[Input data]

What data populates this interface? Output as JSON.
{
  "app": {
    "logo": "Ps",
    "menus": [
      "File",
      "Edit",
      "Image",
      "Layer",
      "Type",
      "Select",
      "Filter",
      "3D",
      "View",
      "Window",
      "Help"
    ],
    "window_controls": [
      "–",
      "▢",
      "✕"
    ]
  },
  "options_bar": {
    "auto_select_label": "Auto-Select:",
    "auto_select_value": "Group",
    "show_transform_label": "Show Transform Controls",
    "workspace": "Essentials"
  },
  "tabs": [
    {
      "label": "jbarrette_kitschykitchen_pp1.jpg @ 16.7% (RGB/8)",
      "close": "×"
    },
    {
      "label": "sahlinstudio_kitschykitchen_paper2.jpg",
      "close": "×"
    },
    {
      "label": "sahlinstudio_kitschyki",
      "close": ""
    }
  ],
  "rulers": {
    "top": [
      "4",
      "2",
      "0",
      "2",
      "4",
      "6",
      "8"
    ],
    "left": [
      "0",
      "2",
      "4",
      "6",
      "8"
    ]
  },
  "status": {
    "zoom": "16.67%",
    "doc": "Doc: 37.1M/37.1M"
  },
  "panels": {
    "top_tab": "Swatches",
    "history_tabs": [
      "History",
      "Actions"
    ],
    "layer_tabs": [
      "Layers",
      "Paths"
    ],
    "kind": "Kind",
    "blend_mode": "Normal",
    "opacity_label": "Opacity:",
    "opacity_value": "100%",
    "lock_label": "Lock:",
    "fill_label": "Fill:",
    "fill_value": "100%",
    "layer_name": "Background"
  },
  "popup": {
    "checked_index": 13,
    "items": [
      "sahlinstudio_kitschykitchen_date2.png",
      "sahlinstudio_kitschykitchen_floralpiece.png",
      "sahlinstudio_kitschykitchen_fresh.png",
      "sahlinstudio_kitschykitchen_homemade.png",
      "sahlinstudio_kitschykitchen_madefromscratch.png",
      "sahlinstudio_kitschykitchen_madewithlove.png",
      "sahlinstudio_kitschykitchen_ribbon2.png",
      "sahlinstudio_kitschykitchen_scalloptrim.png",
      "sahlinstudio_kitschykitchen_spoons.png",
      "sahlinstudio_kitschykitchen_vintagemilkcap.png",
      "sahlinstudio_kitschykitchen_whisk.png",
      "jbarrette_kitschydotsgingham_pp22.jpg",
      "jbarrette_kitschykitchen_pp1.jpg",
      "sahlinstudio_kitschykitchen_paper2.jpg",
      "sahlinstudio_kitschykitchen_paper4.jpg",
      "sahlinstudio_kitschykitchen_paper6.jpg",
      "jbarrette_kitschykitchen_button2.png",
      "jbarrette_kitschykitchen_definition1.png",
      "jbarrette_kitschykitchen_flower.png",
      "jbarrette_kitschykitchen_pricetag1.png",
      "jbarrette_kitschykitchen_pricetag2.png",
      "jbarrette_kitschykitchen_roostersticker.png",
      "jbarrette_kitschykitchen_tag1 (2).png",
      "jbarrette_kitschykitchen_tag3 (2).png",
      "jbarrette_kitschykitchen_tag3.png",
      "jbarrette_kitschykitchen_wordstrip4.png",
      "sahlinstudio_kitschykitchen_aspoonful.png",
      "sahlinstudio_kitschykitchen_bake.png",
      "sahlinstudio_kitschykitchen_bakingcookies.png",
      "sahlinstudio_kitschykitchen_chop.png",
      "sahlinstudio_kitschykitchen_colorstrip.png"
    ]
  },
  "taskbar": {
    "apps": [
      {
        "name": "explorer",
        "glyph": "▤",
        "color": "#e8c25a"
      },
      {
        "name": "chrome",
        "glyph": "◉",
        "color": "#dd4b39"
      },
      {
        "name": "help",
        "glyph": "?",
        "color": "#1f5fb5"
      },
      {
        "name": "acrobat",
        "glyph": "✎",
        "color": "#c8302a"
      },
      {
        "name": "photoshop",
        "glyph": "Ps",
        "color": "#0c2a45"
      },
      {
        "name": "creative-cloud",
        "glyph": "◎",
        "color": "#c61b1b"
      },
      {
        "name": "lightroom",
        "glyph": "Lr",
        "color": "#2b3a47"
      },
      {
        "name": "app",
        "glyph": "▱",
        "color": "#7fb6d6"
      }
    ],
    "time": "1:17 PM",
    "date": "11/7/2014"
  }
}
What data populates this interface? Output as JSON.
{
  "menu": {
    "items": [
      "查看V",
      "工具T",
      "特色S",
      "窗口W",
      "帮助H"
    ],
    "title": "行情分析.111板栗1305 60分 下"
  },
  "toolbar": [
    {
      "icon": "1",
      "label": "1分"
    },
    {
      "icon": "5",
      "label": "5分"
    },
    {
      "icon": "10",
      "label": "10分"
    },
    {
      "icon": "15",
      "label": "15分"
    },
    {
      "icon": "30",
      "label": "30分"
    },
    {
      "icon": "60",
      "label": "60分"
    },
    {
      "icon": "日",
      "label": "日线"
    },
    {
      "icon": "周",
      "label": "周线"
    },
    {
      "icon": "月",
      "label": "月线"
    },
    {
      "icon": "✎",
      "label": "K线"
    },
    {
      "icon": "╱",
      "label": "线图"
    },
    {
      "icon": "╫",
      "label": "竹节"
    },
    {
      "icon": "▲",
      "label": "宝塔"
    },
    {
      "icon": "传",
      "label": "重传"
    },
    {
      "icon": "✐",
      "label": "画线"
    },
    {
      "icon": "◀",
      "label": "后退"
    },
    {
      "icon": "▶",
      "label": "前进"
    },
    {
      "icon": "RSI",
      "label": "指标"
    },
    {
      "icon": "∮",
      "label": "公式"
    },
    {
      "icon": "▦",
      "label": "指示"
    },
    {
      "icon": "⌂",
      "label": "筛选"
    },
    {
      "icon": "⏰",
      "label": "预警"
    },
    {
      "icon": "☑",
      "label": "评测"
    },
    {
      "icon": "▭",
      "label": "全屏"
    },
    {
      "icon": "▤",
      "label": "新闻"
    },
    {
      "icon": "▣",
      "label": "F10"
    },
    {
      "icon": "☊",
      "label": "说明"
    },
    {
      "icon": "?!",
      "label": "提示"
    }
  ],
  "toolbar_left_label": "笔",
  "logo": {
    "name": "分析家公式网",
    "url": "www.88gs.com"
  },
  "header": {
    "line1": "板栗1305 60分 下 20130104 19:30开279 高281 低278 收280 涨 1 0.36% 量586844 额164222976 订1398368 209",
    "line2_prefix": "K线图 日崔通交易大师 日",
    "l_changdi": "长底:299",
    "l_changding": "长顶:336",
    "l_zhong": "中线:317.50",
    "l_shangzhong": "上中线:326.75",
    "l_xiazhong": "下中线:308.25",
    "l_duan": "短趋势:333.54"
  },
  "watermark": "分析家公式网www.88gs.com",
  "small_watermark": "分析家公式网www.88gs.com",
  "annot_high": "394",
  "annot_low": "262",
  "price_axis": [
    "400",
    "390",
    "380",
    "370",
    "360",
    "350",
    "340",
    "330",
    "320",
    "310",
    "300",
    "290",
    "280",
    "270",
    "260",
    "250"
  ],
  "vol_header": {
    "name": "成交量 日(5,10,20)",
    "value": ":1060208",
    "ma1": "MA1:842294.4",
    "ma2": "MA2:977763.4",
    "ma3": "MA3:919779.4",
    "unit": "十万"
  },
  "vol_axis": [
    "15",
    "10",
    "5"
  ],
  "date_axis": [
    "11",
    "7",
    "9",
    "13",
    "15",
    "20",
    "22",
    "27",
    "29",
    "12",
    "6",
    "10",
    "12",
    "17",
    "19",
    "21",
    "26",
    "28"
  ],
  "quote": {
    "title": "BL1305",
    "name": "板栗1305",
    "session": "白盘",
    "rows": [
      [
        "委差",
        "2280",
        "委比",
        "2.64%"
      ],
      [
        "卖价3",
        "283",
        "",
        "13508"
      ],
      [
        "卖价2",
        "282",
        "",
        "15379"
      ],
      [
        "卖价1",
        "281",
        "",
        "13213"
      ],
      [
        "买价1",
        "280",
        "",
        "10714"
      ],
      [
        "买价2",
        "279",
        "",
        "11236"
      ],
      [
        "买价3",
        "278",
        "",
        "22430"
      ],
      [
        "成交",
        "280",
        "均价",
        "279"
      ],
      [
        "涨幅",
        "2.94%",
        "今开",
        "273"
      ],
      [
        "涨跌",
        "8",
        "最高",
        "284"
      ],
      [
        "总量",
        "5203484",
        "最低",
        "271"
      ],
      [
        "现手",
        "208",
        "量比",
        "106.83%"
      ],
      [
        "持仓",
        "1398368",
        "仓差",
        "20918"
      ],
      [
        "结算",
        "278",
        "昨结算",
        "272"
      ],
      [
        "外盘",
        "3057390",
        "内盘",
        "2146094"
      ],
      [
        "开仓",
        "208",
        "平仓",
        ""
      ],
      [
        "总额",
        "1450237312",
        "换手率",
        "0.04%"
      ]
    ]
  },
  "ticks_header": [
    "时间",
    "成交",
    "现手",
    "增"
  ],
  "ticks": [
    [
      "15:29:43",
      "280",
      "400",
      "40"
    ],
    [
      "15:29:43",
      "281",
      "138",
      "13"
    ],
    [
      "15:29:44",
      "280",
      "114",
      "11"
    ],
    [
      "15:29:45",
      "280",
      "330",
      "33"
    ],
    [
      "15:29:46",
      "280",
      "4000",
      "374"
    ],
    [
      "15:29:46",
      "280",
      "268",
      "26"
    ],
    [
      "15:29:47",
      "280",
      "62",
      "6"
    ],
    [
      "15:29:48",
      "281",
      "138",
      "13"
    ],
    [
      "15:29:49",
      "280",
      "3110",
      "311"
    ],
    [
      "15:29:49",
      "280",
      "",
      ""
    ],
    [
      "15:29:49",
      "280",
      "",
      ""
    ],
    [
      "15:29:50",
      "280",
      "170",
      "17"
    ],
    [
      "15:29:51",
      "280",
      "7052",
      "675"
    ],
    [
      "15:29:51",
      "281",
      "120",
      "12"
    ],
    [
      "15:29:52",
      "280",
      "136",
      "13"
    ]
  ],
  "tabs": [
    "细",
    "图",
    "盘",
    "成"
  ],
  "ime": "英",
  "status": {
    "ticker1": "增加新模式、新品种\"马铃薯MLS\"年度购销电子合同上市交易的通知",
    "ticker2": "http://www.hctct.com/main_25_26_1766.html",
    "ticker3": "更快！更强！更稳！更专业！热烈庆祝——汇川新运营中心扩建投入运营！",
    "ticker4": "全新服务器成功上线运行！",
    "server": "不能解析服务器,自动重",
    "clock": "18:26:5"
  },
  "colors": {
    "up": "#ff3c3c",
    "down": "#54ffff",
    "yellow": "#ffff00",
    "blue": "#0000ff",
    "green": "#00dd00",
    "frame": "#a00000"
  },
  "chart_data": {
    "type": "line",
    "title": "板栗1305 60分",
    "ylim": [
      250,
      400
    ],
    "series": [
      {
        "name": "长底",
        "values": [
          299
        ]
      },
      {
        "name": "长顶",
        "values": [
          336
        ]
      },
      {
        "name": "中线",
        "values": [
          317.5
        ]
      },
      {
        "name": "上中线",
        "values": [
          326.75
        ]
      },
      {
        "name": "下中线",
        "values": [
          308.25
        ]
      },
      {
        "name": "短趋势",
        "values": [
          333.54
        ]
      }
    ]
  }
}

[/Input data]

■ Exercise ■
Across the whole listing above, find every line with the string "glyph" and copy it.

■ Expected answer ■
        "glyph": "▤",
        "glyph": "◉",
        "glyph": "?",
        "glyph": "✎",
        "glyph": "Ps",
        "glyph": "◎",
        "glyph": "Lr",
        "glyph": "▱",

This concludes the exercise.